The legislation, House Bill 1098, barely passed the House of Representatives Wednesday and is heading back to the Senate. An early version of the bill already passed the Senate last month, but another vote is needed because the bill was changed in the House.
Two senators who serve portions of York - Pat Vance, R-York and Cumberland counties, and Lloyd Smucker, R- York and Lancaster counties - voted against the bill when it passed the Senate the first time.
Vance said she doubts she'll be any more enthusiastic about the legislation the second time around, even though the measure would raise money for the state.
"I'm not sure I believe we can resolve all of our problems by gaming," she said. "I tend to look at the downside of all of the problems that causes."
The people who game don't always have the money, she said.
"They're looking for a golden ring that they'll never find. It's an elusive thing they're seeking."
They end up losing money for their families and being unable to, for example, pay their mortgages, she said.
Nonprofits such as VFW clubs and Legion posts have exclusive rights to gaming under the current law, which says they must donate a percentage of their profits to charity.
Vance and others have voiced concerns about hurting the nonprofit clubs by letting other bars compete for gambling customers.
Support: But at least two other senators who serve portions of York supported the gaming expansion in the first Senate vote and said they're likely to support the bill again.
Sen. Rob Teplitz, D-Dauphin and York counties, said changes made in the House addressed some of the concerns of nonprofits that offer games.

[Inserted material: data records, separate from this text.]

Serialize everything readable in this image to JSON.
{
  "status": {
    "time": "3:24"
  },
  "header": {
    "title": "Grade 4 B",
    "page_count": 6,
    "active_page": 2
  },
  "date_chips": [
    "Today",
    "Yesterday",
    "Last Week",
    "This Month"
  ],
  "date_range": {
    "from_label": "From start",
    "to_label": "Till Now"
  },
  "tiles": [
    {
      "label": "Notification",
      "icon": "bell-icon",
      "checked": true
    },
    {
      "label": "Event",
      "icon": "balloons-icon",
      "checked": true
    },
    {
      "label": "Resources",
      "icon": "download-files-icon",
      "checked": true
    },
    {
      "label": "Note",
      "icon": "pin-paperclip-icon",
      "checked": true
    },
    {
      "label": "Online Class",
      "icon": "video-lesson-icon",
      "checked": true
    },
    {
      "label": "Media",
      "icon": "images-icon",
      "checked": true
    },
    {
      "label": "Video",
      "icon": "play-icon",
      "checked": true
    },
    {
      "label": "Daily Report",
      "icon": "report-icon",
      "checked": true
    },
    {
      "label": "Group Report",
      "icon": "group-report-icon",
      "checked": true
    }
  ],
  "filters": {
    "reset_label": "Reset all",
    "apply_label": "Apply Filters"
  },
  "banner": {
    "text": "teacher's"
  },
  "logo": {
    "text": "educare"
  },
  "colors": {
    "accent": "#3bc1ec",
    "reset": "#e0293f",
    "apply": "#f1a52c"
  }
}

He said bars that apply for the licenses to offer small games of chance will "in theory" be competing with the nonprofits, but he thinks the bars and the nonprofit clubs serve different audiences.
Sen. Rich Alloway, R-Adams/Franklin/York counties, said people seem to focus on the bill's generating money for the state, but they lose track of the money it would means for business owners - tavern owners - who pay taxes and hire employees.
He said he also applauds the House for changing the bill to include a measure to give host municipalities 5 percent of the proceeds from games at bars within their boundaries.
"They can use it however they wish, but obviously police and fire budgets are a challenge for municipalities all the time," he said.
Gov. Tom Corbett has said he supports the gaming expansion, and his office has estimated the gross profits from the gambling will be $260 million a year - 60 percent, or about $150 million a year, would go to the state; 5 percent, or about $13 million a year, would go to a bar's home municipality; and the rest would go to the bar owners.
The games: Under the bill, about 4,500 bars and taverns could seek licenses to conduct pull-tab games, daily drawings and tavern raffles. Individual prize limits would be $2,000 for a single game and $35,000 over seven days, while raffles would be limited to one a month.
Tom Sibol, who owns the White Rose Bar & Grill at 48 N. Beaver St., said he has been following the bill and supports the concept of gaming in bars.
While he's in favor of the legislation, he said he'll have to evaluate the legislation - if it passes - before deciding whether to apply for a license.
"I think our customers would be interested, possibly," he said. "If we were to do it ...we would need to make sure it wouldn't take away from the good customer service we give now. How much time is it going to take away from our staff?"
- The Associated Press contributed to this report. Reach Christina Kauffman at firstname.lastname@example.org.